Could you report every line of the listing below that holds the word "Testing"?

■ **Dataset records**
------------------------------

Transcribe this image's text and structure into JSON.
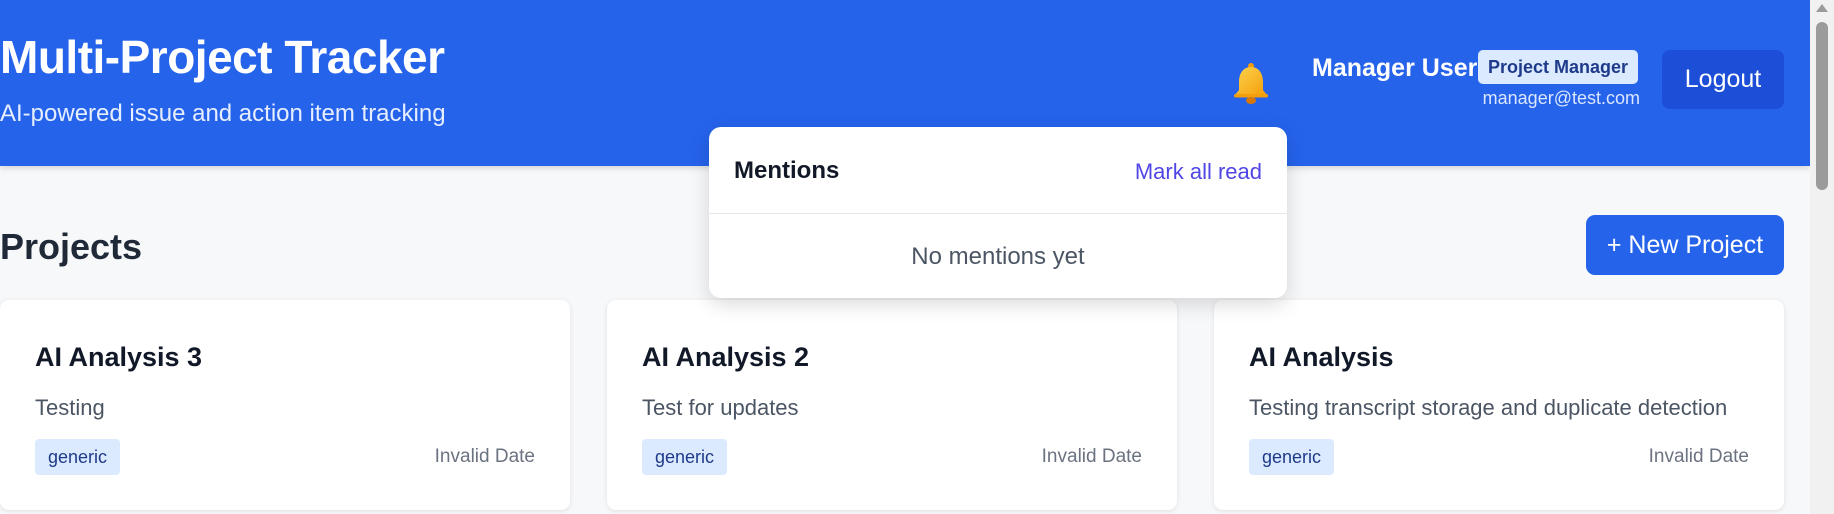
{
  "header": {
    "title": "Multi-Project Tracker",
    "subtitle": "AI-powered issue and action item tracking",
    "notification_icon": "bell-icon",
    "user_name": "Manager User",
    "role": "Project Manager",
    "email": "manager@test.com",
    "logout_label": "Logout",
    "colors": {
      "header_bg": "#2563eb",
      "logout_bg": "#1d4ed8",
      "bell": "#f59e0b"
    }
  },
  "projects_section": {
    "title": "Projects",
    "new_project_label": "+ New Project"
  },
  "projects": [
    {
      "name": "AI Analysis 3",
      "description": "Testing",
      "tag": "generic",
      "date": "Invalid Date"
    },
    {
      "name": "AI Analysis 2",
      "description": "Test for updates",
      "tag": "generic",
      "date": "Invalid Date"
    },
    {
      "name": "AI Analysis",
      "description": "Testing transcript storage and duplicate detection",
      "tag": "generic",
      "date": "Invalid Date"
    }
  ],
  "mentions_dropdown": {
    "title": "Mentions",
    "mark_all_label": "Mark all read",
    "empty_text": "No mentions yet"
  }
}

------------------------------

■ **Solution**
      "description": "Testing",
      "description": "Testing transcript storage and duplicate detection",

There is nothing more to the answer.